Task material: Begin

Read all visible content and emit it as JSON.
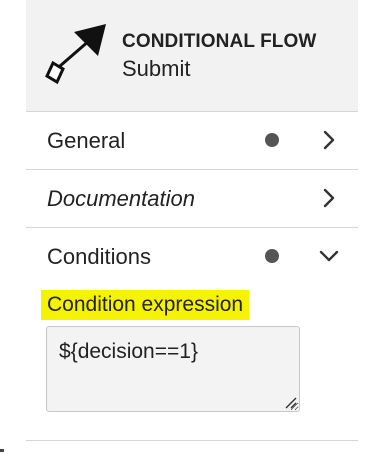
{
  "header": {
    "element_type": "CONDITIONAL FLOW",
    "element_name": "Submit",
    "icon": "conditional-flow-icon"
  },
  "groups": [
    {
      "label": "General",
      "has_entries_dot": true,
      "expanded": false,
      "italic": false,
      "icon": "chevron-right-icon"
    },
    {
      "label": "Documentation",
      "has_entries_dot": false,
      "expanded": false,
      "italic": true,
      "icon": "chevron-right-icon"
    },
    {
      "label": "Conditions",
      "has_entries_dot": true,
      "expanded": true,
      "italic": false,
      "icon": "chevron-down-icon"
    }
  ],
  "conditions": {
    "entry_label": "Condition expression",
    "expression_value": "${decision==1}",
    "label_highlight_color": "#f6f300"
  },
  "colors": {
    "header_background": "#f2f2f2",
    "text": "#222222",
    "divider": "#d6d6d6",
    "dot": "#555555"
  }
}
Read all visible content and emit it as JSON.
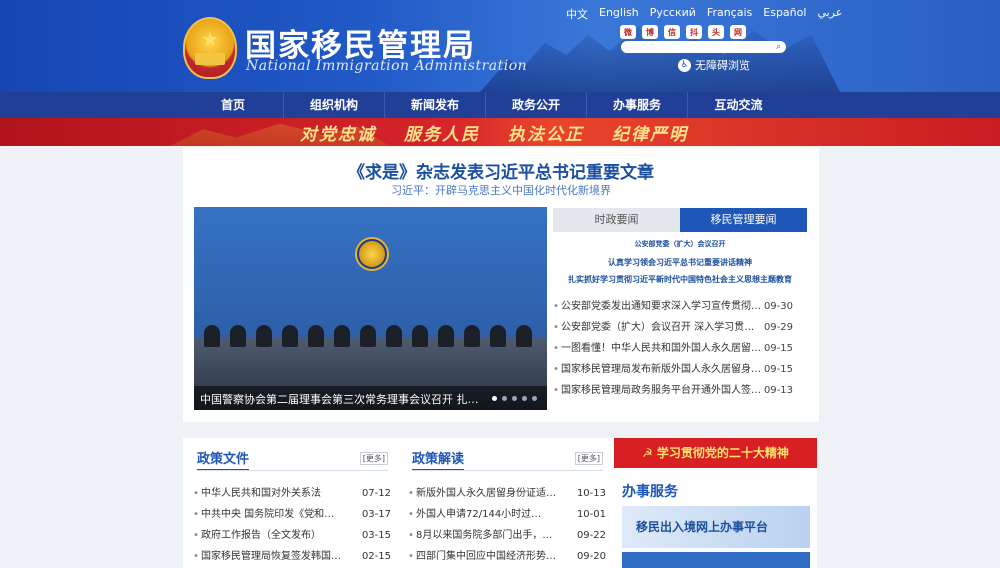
{
  "header": {
    "title": "国家移民管理局",
    "subtitle": "National Immigration Administration",
    "languages": [
      "中文",
      "English",
      "Русский",
      "Français",
      "Español",
      "عربي"
    ],
    "socials": [
      "微",
      "博",
      "信",
      "抖",
      "头",
      "网"
    ],
    "accessibility": "无障碍浏览"
  },
  "nav": [
    "首页",
    "组织机构",
    "新闻发布",
    "政务公开",
    "办事服务",
    "互动交流"
  ],
  "banner": {
    "slogans": [
      "对党忠诚",
      "服务人民",
      "执法公正",
      "纪律严明"
    ]
  },
  "main": {
    "headline": "《求是》杂志发表习近平总书记重要文章",
    "subhead": "习近平：开辟马克思主义中国化时代化新境界",
    "slide_caption": "中国警察协会第二届理事会第三次常务理事会议召开 扎实做好警察…",
    "tabs": [
      "时政要闻",
      "移民管理要闻"
    ],
    "feature": {
      "line1": "公安部党委（扩大）会议召开",
      "line2": "认真学习领会习近平总书记重要讲话精神",
      "line3": "扎实抓好学习贯彻习近平新时代中国特色社会主义思想主题教育"
    },
    "news": [
      {
        "title": "公安部党委发出通知要求深入学习宣传贯彻习近…",
        "date": "09-30"
      },
      {
        "title": "公安部党委（扩大）会议召开 深入学习贯彻习…",
        "date": "09-29"
      },
      {
        "title": "一图看懂！中华人民共和国外国人永久居留身份…",
        "date": "09-15"
      },
      {
        "title": "国家移民管理局发布新版外国人永久居留身份证",
        "date": "09-15"
      },
      {
        "title": "国家移民管理局政务服务平台开通外国人签证证…",
        "date": "09-13"
      }
    ]
  },
  "policy_docs": {
    "title": "政策文件",
    "more": "[更多]",
    "items": [
      {
        "title": "中华人民共和国对外关系法",
        "date": "07-12"
      },
      {
        "title": "中共中央 国务院印发《党和国…",
        "date": "03-17"
      },
      {
        "title": "政府工作报告（全文发布）",
        "date": "03-15"
      },
      {
        "title": "国家移民管理局恢复签发韩国公…",
        "date": "02-15"
      }
    ]
  },
  "policy_interp": {
    "title": "政策解读",
    "more": "[更多]",
    "items": [
      {
        "title": "新版外国人永久居留身份证适配…",
        "date": "10-13"
      },
      {
        "title": "外国人申请72/144小时过…",
        "date": "10-01"
      },
      {
        "title": "8月以来国务院多部门出手，看…",
        "date": "09-22"
      },
      {
        "title": "四部门集中回应中国经济形势，…",
        "date": "09-20"
      }
    ]
  },
  "right": {
    "study_banner": "学习贯彻党的二十大精神",
    "services_title": "办事服务",
    "platform": "移民出入境网上办事平台"
  },
  "colors": {
    "primary": "#1f57b8",
    "header_blue": "#2058c6",
    "nav": "#213f96",
    "red": "#d71f24"
  }
}
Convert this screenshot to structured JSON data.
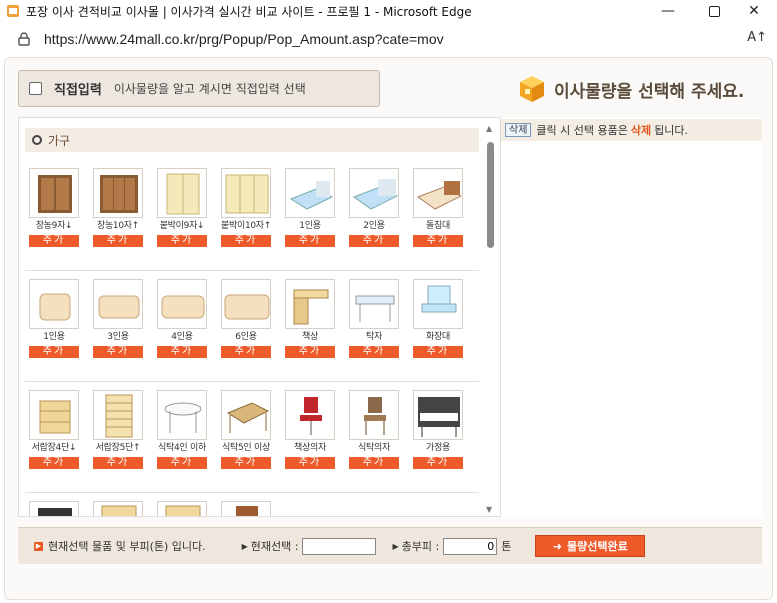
{
  "window": {
    "title": "포장 이사 견적비교 이사몰 | 이사가격 실시간 비교 사이트 - 프로필 1 - Microsoft Edge",
    "controls": [
      "minimize-icon",
      "maximize-icon",
      "close-icon"
    ]
  },
  "address": {
    "url": "https://www.24mall.co.kr/prg/Popup/Pop_Amount.asp?cate=mov",
    "read_aloud": "A↑"
  },
  "direct_input": {
    "label": "직접입력",
    "description": "이사물량을 알고 계시면 직접입력 선택"
  },
  "select_title": "이사물량을 선택해 주세요.",
  "category": "가구",
  "add_label": "추가",
  "rows": [
    [
      "장농9자↓",
      "장농10자↑",
      "붙박이9자↓",
      "붙박이10자↑",
      "1인용",
      "2인용",
      "돌침대"
    ],
    [
      "1인용",
      "3인용",
      "4인용",
      "6인용",
      "책상",
      "탁자",
      "화장대"
    ],
    [
      "서랍장4단↓",
      "서랍장5단↑",
      "식탁4인 이하",
      "식탁5인 이상",
      "책상의자",
      "식탁의자",
      "가정용"
    ]
  ],
  "selection_hint": {
    "delete_label": "삭제",
    "text_before": "클릭 시 선택 용품은",
    "highlight": "삭제",
    "text_after": "됩니다."
  },
  "bottom": {
    "info": "현재선택 물품 및 부피(톤) 입니다.",
    "current_label": "현재선택 :",
    "current_value": "",
    "total_label": "총부피 :",
    "total_value": "0",
    "unit": "톤",
    "done_label": "물량선택완료",
    "done_arrow": "➜"
  },
  "colors": {
    "accent": "#ef5a2a",
    "header_bg": "#f3ede3",
    "bottom_bg": "#efe7dd"
  }
}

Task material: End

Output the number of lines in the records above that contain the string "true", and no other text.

4